15. Polakos NK, Cornejo JC, Murray DA, Wright KO, Treanor JJ, Crispe IN, et al. Kupffer cell-dependent hepatitis occurs during influenza infection. Am J Pathol 2006;168:1169–78.
16. Bromer MQ, Black M. Acetaminophen hepatotoxicity. Clin Liver Dis 2003;7:351-67.
17. Eisenhut M, Thorburn K, Ahmed T. Transaminase levels in ventilated children with respiratory syncytial virus bronchiolitis. Intensive Care Med 2004;30:931-4.
18. Eisenhut M, Thorburn K. Hepatitis associated with severe respiratory syncytial virus positive lower respiratory tract infection. Scand J Infect Dis 2002;34:235.
19. Behúlová D, Bzdúch V, Holešová D, Vasilenková A, Ponec J. Transient hyperphosphatasemia of infancy and early childhood: study of 194 cases. Clin Chem 2000;46:1868-69.
20. Dodig S, Demirović J, Jelčić Ž, Richter D, Čepelak I, Zrinski Topić R, Petrinović R. Transient hyperphosphatasemia in an infant with bronchiolitis and pneumonia.

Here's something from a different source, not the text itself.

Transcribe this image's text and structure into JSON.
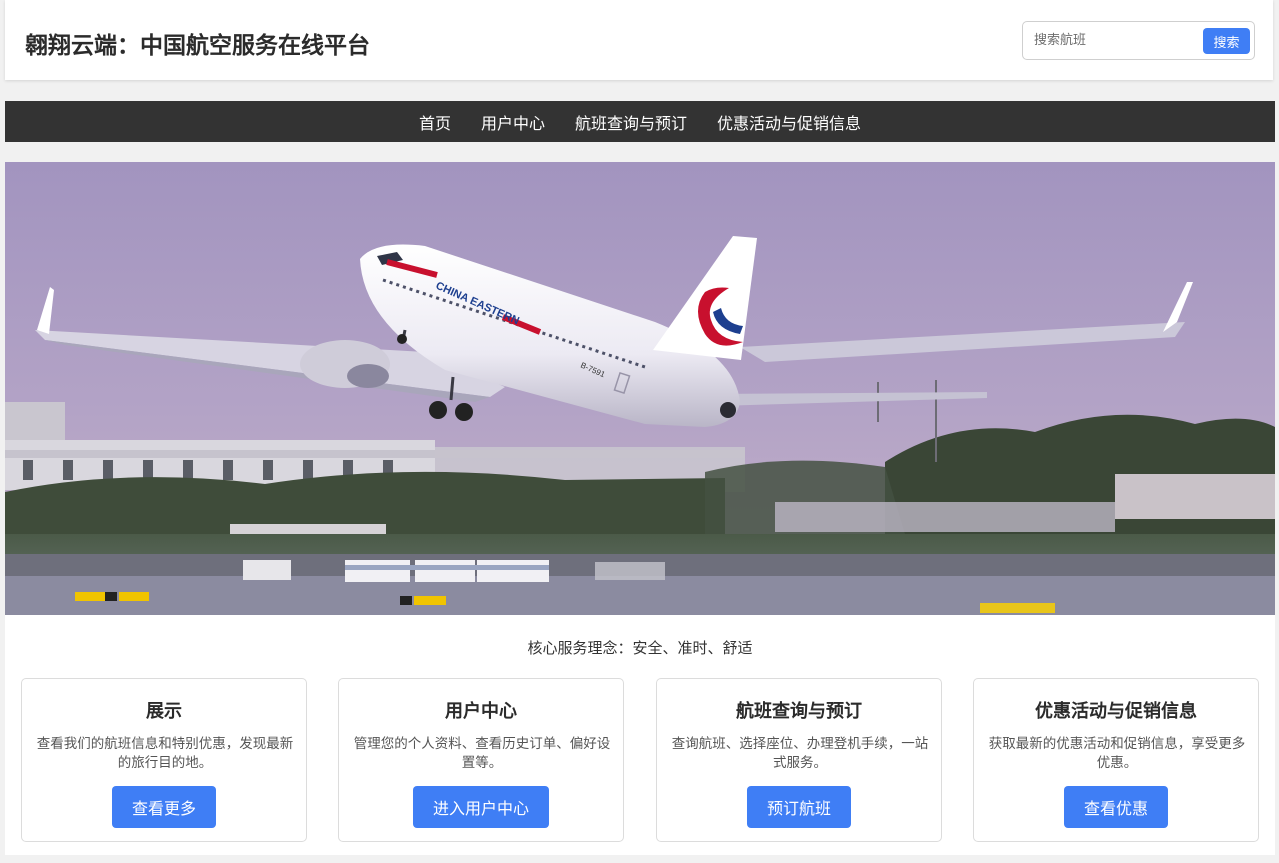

Eur J Med Res 2008;13:536-8.
21. Zrinski Topić R, Raos M, Demirović J, Živčić J, Čepelak I, Petrinović R, Dodig S. A new case of transient hyperphosphatasemia in a 21-month-old child with recurrent wheezing – case report. Biochem Med 2008;18:224-9.
22. Dodig S, Demirović J, Jelčić Ž, Richter D, Čepelak I, Raos M, et al. Alkaline phosphatase isoenzymes in children with respiratory disease. Biochem Med 2007;1:102-8.
23. Kutilek S, Bayer M. Transient hyperphosphatasemia - where we stand? Turk J Pediatr 1999;41:151-60.
24. Dori N, Levi L, Stam T, Sukhotnik I, Shaoul R. Transient hyperphosphatasemia in children revisited. Pediatr Int 2010;52:866-71.
25. Eymann A, Cacchiarelli N, Alonso G, Llera J. Benign transient hyperphosphatasemia of infancy. A common benign scenario, a big concern for a pediatrician. J Pediatr Endocrinol Metab 2010;23:927-30.
26. Cepika A-M, Gagro A, Baće A, Tješić-Drinković Do, Kelečić J, Voskresensky-Baričić T, et al. Expression of chemokine receptor CX3CR1 in infants with respiratory synsytial virus bronchiolitis. Pediatr Allery Immnol 2008;19:148-56.
27. Wine TM, Alper CM. Cytokine responses in the common cold and otitis media. Curr Allergy Asthma Rep 2012;12:574-81.
28. MacNee W. Oxidative stress and lung inflammation in airways disease. Eur J Pharmacol 2001;429:195–207.
29. Sedlak T, Snyder SH. Bilirubin benefits: cellular protection by a biliverdin reductase antioxidant cycle. Pediatrics 2004; 113:1776-82. 1776.
30. Hosakote YM, Liu T, Castro SM, Garofalo RP, Casola A. Respiratory Syncytial Virus Induces Oxidative Stress by Modulating Antioxidant Enzymes. Am J Respir Cell Mol Biol 2009;41:348–57.
31. Wiedemann M, Kontush A, Finckh B, Hellwege HH, Kohlschütter A. Neonatal blood plasma is less susceptible to oxidation than adult plasma owing to its higher content of bilirubin and lower content of oxidizable Fatty acids. Pediatr Res 2003;53:843-49.